The Cuban Revolution officially began near the end of November 1956 when 82 men arrived in Cuba from Mexico. Their initial foray was a complete disaster, as all but 22 of the men were killed by Batista’s soldiers. Guevara reportedly placed his medical supplies on the ground and picked up ammunition dropped by a dead comrade in what proved to be a symbolic moment in his life.

The conditions suffered by Cubans shocked Guevara. When he lived amongst farmers in the Sierra Maestra Mountains, he discovered that over 40% of the adults were illiterate; there were no schools, no electricity, and limited healthcare access. By now, he was promoted to the post of commander of Castro’s second army column as the rebels turned the tide of the war in their favor. One of Guevara’s biggest victories came at the Battle of Las Mercedes in July-August 1958 where he prevented government troops from surrounding his men and pushed them back.

The hit and run tactics used by the rebels wore down the enemy, and by late December, the end was near. Although Guevara was outnumbered 10:1 at times, he overcame the odds and secured the decisive victory of the war at the Battle of Santa Clara. On January 1, 1959, Batista fled Havana with $300 million and Guevara entered Havana, Cuba’s capital, the following day. Castro arrived and assumed control of Havana and the nation of Cuba on January 8, 1959.

Freedom Fighter or Terrorist? The Life and Death of Che Guevara
Fidel Castro and Che Guevara. Pinterest

Later Life & Death

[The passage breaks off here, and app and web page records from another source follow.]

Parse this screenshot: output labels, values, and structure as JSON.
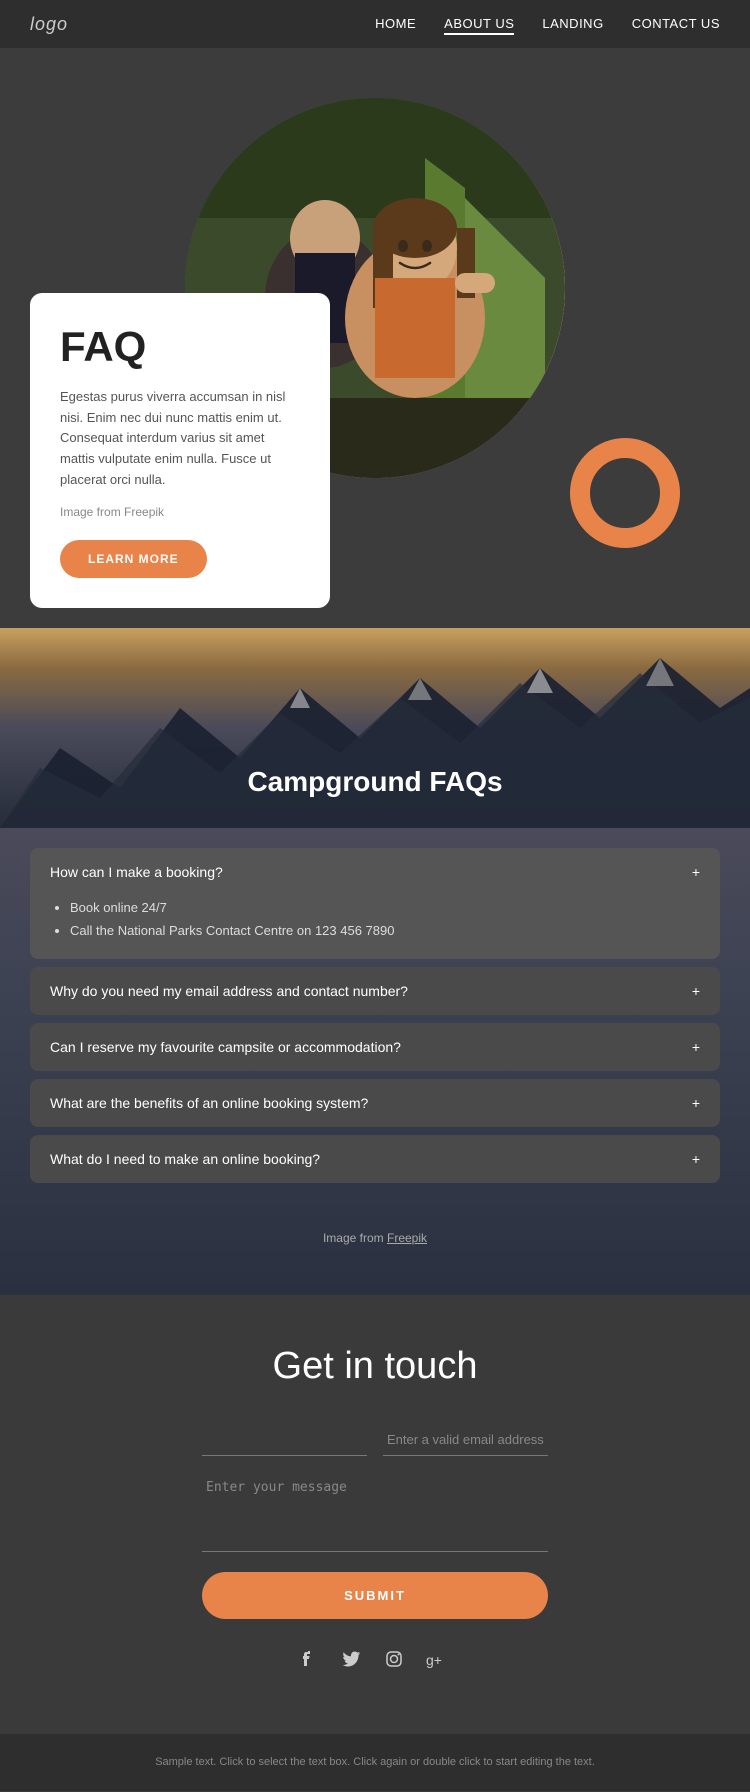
{
  "nav": {
    "logo": "logo",
    "links": [
      {
        "label": "HOME",
        "active": false
      },
      {
        "label": "ABOUT US",
        "active": true
      },
      {
        "label": "LANDING",
        "active": false
      },
      {
        "label": "CONTACT US",
        "active": false
      }
    ]
  },
  "hero": {
    "faq_title": "FAQ",
    "faq_description": "Egestas purus viverra accumsan in nisl nisi. Enim nec dui nunc mattis enim ut. Consequat interdum varius sit amet mattis vulputate enim nulla. Fusce ut placerat orci nulla.",
    "image_credit": "Image from Freepik",
    "learn_more_label": "LEARN MORE"
  },
  "campground": {
    "section_title": "Campground FAQs",
    "faqs": [
      {
        "question": "How can I make a booking?",
        "open": true,
        "answer_items": [
          "Book online 24/7",
          "Call the National Parks Contact Centre on 123 456 7890"
        ]
      },
      {
        "question": "Why do you need my email address and contact number?",
        "open": false,
        "answer_items": []
      },
      {
        "question": "Can I reserve my favourite campsite or accommodation?",
        "open": false,
        "answer_items": []
      },
      {
        "question": "What are the benefits of an online booking system?",
        "open": false,
        "answer_items": []
      },
      {
        "question": "What do I need to make an online booking?",
        "open": false,
        "answer_items": []
      }
    ],
    "image_credit_text": "Image from ",
    "image_credit_link": "Freepik"
  },
  "contact": {
    "title": "Get in touch",
    "name_placeholder": "",
    "email_placeholder": "Enter a valid email address",
    "message_placeholder": "Enter your message",
    "submit_label": "SUBMIT"
  },
  "social": {
    "icons": [
      {
        "name": "facebook-icon",
        "symbol": "f"
      },
      {
        "name": "twitter-icon",
        "symbol": "t"
      },
      {
        "name": "instagram-icon",
        "symbol": "◎"
      },
      {
        "name": "google-plus-icon",
        "symbol": "g+"
      }
    ]
  },
  "footer": {
    "text": "Sample text. Click to select the text box. Click again or double click to start editing the text."
  },
  "colors": {
    "accent": "#e8834a",
    "bg_dark": "#3a3a3a",
    "bg_darker": "#2e2e2e"
  }
}
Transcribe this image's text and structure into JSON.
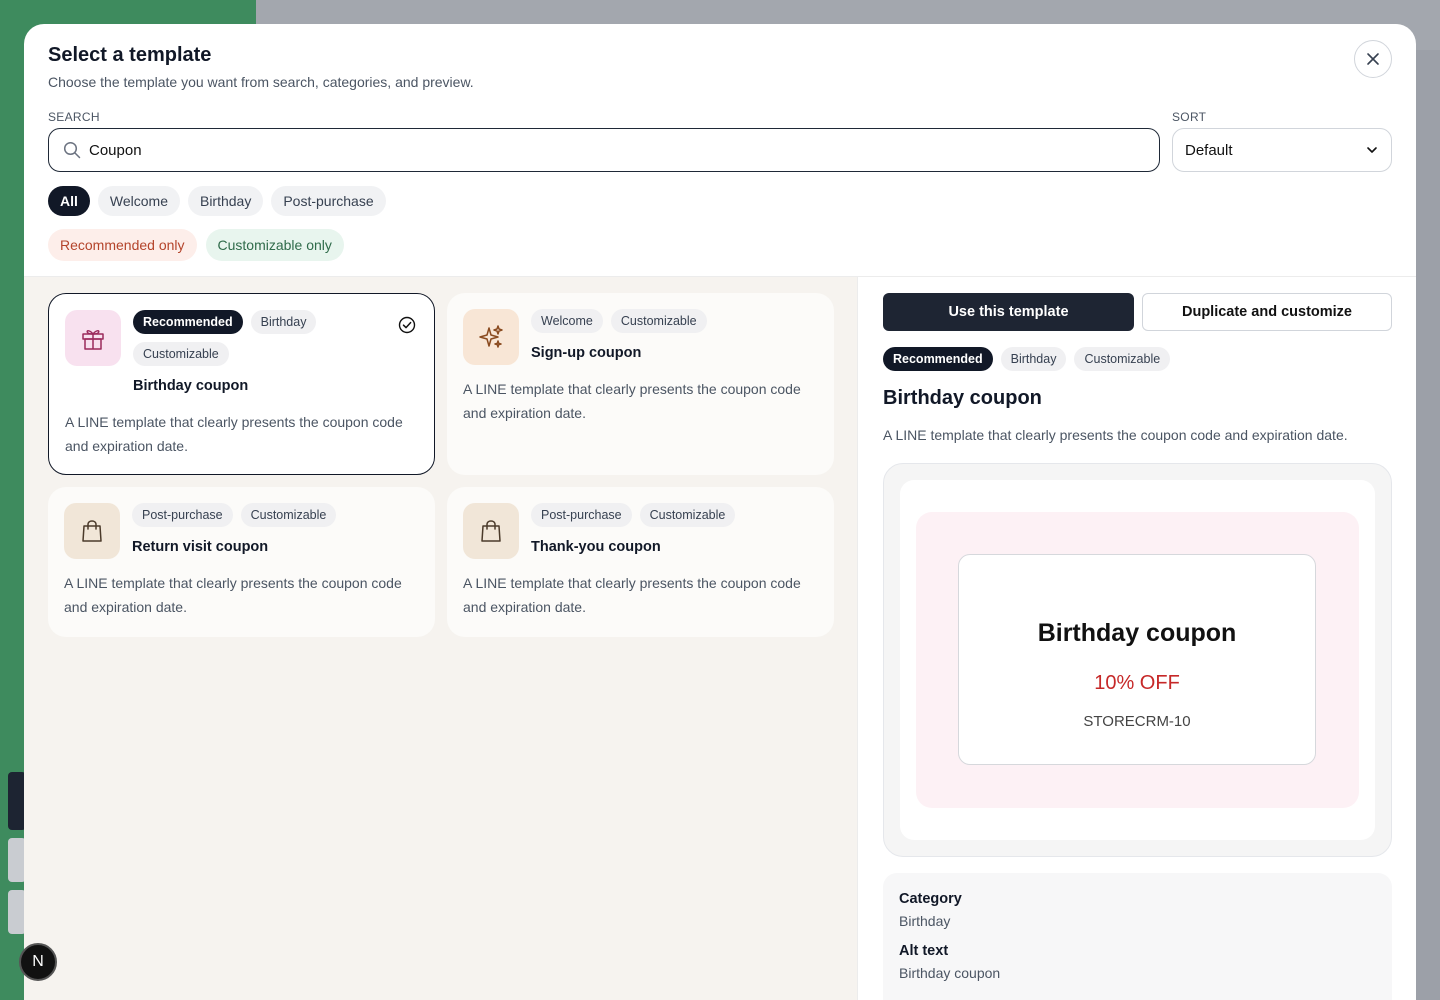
{
  "modal": {
    "title": "Select a template",
    "subtitle": "Choose the template you want from search, categories, and preview."
  },
  "search": {
    "label": "SEARCH",
    "value": "Coupon"
  },
  "sort": {
    "label": "SORT",
    "value": "Default"
  },
  "categories": [
    "All",
    "Welcome",
    "Birthday",
    "Post-purchase"
  ],
  "active_category": "All",
  "filters": {
    "recommended": "Recommended only",
    "customizable": "Customizable only"
  },
  "cards": [
    {
      "tags": [
        "Recommended",
        "Birthday",
        "Customizable"
      ],
      "name": "Birthday coupon",
      "desc": "A LINE template that clearly presents the coupon code and expiration date.",
      "icon": "gift-icon",
      "icon_bg": "#f8e1ef",
      "selected": true
    },
    {
      "tags": [
        "Welcome",
        "Customizable"
      ],
      "name": "Sign-up coupon",
      "desc": "A LINE template that clearly presents the coupon code and expiration date.",
      "icon": "sparkles-icon",
      "icon_bg": "#f8e6d6",
      "selected": false
    },
    {
      "tags": [
        "Post-purchase",
        "Customizable"
      ],
      "name": "Return visit coupon",
      "desc": "A LINE template that clearly presents the coupon code and expiration date.",
      "icon": "shopping-bag-icon",
      "icon_bg": "#f1e6d8",
      "selected": false
    },
    {
      "tags": [
        "Post-purchase",
        "Customizable"
      ],
      "name": "Thank-you coupon",
      "desc": "A LINE template that clearly presents the coupon code and expiration date.",
      "icon": "shopping-bag-icon",
      "icon_bg": "#f1e6d8",
      "selected": false
    }
  ],
  "detail": {
    "use_button": "Use this template",
    "duplicate_button": "Duplicate and customize",
    "tags": [
      "Recommended",
      "Birthday",
      "Customizable"
    ],
    "name": "Birthday coupon",
    "desc": "A LINE template that clearly presents the coupon code and expiration date.",
    "preview": {
      "title": "Birthday coupon",
      "discount": "10% OFF",
      "code": "STORECRM-10"
    },
    "meta": {
      "category_label": "Category",
      "category_value": "Birthday",
      "alt_label": "Alt text",
      "alt_value": "Birthday coupon"
    }
  },
  "dev_badge": "N",
  "colors": {
    "primary": "#1e2533",
    "recommended_text": "#b4442b",
    "customizable_text": "#2f6b4a",
    "discount": "#c62828"
  }
}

Guevara first took the role of President of the National Bank of Cuba and later became the Minister of Industry. He traveled the globe as an ambassador for Cuba and was known for his strong opposition to the United States. Guevara arguably made a significant error by guiding Castro and Cuba towards alignment with the USSR. The result was heavy American sanctions, and the Cuban economy suffered terribly. By now, he was unpopular with many Cuban leaders and he spoke of his desire to spread revolution around the world.

He left Cuba in 1965 and traveled to Africa. After a failed attempt to teach guerrilla warfare tactics to men in the Congo, Guevara returned to Cuba in 1966. However, his lust for revolution took him to Bolivia in December 1966, where he arrived under an assumed name and with a new look. He shaved off his beard and most of his hair in an attempt to pass as a middle-aged businessman from Uruguay. Guevara led Bolivian rebels against the government, but he did not anticipate the intervention of the United States. As a result, government troops were better armed and trained than expected, and Guevara was captured near the village of La Higuera on October 8, 1967. The famed revolutionary was executed the following day in the village.

Freedom Fighter or Terrorist? The Life and Death of Che Guevara


Che Guevara’s legacy depends entirely on how you view the revolutionary in the first place. Certainly, it isn’t a case of black or white; there are many shades of gray when analyzing his life and career. The likes of Nelson Mandela and Jean-Paul Sartre praised him as a lover of freedom, an intellectual, and an inspiration. Novelist Graham Greene viewed him as someone who represented gallantry and chivalry, while various journalists and public figures see him as a role model.

The government he helped overthrow in Cuba was oppressive; as was the Bolivian government that he tried and failed to defeat. His desire to help the poor and oppressed peoples of Central and South America was undeniably genuine, and he believed their freedom should come by any means necessary.

Yet it would be incorrect to overlook his many flaws. There are relatively few books available that openly criticize Guevara. He was equally at home firing a gun as he was administering medicine. Critics suggest that Cubans were even worse off under Castro than during the reign of Batista. Guevara even admitted that it was necessary to become a ‘cold killing machine motivated by pure hate.’ After the Cuban Revolution, Guevara oversaw the purge of Batista’s men as hundreds of people were executed. He is also accused of executing dozens of people without trial.

Ultimately, Che Guevara remains as an icon to some and a murderer to others. After all, one person’s freedom fighter is another person’s terrorist.